In The Tempest Prospero has orchestrated events in such a way as to resolve the injustices and injuries that have occurred to him and his daughter, Miranda. As the play progresses more injuries occur. Antonio and Sebastian plot to kill Alonso and Gonzales, so that Sebastian can become Duke of Naples, Prospero intervenes and prevents the assasination. Caliban, Ferdinand and Stephono plan to assassinate Prospero in order to gain control over the island, however Prospero thwarts their attempt. There are other injustices in the play, however Prospero does not seek to resolve these. This is because the idea of justice in the play is highly subjective. Prospero controls the fate of all the other characters. He is the ultimate justice server in the play. His idea of justice is therefore one-sided. He therefore fails to see or attempt to resolve his own injustices, that of his ill-treatment of Ariel and Caliban, both who have ultimately been enslaved by Prospero. He also fails to see the immorality in controling other people with the use of magic.
Prospero's main aim for the orchestrations on the island is to regain his dukedom, forgive those who did him any injustice, to have those people repent, and to create reconciliation amoungst them with the mariage of Miranda and Ferdinand.

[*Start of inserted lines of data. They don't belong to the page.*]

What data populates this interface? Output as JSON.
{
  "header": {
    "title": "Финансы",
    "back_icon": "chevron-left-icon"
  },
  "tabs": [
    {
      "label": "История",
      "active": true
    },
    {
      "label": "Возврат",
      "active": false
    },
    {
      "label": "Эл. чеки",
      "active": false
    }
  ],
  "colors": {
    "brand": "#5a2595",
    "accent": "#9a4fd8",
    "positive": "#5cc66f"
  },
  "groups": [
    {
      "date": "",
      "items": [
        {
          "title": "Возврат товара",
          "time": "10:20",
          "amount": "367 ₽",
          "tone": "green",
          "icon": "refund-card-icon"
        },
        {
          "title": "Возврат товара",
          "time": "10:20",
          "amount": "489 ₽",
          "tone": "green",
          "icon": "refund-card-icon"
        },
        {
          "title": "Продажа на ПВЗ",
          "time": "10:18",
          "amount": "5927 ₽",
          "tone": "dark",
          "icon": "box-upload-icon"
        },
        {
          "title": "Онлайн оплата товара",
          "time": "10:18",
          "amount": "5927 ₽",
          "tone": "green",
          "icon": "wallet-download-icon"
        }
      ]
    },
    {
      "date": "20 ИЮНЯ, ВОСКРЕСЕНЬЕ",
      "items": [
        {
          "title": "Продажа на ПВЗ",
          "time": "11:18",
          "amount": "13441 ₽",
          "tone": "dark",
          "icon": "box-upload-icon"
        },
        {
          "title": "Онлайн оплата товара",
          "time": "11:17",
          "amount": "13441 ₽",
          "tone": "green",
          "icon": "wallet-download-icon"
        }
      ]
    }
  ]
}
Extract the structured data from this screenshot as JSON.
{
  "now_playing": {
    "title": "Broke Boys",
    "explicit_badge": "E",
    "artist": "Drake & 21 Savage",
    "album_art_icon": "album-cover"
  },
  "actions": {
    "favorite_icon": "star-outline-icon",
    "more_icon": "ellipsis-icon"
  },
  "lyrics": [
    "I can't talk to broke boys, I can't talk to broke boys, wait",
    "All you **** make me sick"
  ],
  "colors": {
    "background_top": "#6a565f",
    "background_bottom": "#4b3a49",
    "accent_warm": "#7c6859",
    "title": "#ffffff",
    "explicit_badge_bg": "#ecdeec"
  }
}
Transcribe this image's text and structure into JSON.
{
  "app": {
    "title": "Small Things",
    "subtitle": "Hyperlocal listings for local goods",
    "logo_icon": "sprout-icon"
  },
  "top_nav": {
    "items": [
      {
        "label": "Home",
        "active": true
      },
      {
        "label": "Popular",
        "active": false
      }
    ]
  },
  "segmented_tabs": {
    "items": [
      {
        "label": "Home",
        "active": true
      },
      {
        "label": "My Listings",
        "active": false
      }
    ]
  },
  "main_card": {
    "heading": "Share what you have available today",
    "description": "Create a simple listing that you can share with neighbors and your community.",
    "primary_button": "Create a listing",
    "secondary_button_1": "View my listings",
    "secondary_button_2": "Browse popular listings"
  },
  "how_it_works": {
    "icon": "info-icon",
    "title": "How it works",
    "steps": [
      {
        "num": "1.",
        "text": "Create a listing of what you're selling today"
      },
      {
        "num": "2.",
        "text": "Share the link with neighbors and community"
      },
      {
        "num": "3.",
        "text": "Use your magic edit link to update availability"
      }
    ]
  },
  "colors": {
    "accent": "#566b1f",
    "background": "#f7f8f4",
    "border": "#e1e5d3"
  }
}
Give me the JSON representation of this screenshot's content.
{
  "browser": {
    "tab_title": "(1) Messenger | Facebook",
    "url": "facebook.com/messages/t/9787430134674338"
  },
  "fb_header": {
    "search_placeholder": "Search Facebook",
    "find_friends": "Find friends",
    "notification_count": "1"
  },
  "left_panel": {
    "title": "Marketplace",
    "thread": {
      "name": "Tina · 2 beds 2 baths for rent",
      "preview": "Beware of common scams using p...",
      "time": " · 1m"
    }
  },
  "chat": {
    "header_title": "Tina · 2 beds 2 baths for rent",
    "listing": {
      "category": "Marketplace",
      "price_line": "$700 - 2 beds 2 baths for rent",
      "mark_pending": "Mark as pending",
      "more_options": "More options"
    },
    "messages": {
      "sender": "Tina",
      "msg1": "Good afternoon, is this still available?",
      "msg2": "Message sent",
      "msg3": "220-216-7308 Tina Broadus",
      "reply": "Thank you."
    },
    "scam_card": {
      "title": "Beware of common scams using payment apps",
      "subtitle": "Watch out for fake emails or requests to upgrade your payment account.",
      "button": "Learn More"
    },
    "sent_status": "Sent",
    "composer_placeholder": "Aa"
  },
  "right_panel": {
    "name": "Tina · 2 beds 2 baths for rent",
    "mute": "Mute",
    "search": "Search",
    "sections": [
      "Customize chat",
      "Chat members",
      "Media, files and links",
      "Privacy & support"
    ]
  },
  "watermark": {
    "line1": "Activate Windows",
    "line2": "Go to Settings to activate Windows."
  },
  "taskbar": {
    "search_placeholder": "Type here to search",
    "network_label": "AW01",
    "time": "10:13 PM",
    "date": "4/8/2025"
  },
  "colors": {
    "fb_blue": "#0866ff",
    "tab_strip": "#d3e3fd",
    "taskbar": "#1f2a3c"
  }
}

His plans are partially achieved. He manages to make Alonso repent for what he did. When Alonso sees Prospero and realises his injustice towards Prospero, he immediately repents, asking Prospero “[to] pardon [him his] wrongs”(5.1.118-119) “thy Dukedom I resign and do entreat Thou pardon me my wrongs.” Prospero has achieved his end with Alonso and can now forgive him “first, noble friend, Let me embrace thine age, whose honor cannot Be measured or confined.” (5.1.120-122).
Prospero fails to get Antonio to repent however he forgives him, saying “For you, most wicked sir, whom to call brother Would even infect my mouth, I do forgive Thy rankest fault – all of them.”(5.1.129-132). Even in Prospero's forgiveness of his brother there is still an air of revenge. He calls Antonio a “most wicked sir”, this attack on his brother's nature shows that he has not completely forgiven his brother, instead he wants to make it clear just how “wicked” he, a person of nobility who should know better, has been. This attitude of prospero may be a result of Antonio's refusal to repent, and therefore Prospero wishes to let him know that even though he is “wicked” he is still going to be the better man, a man more worth of the throne,...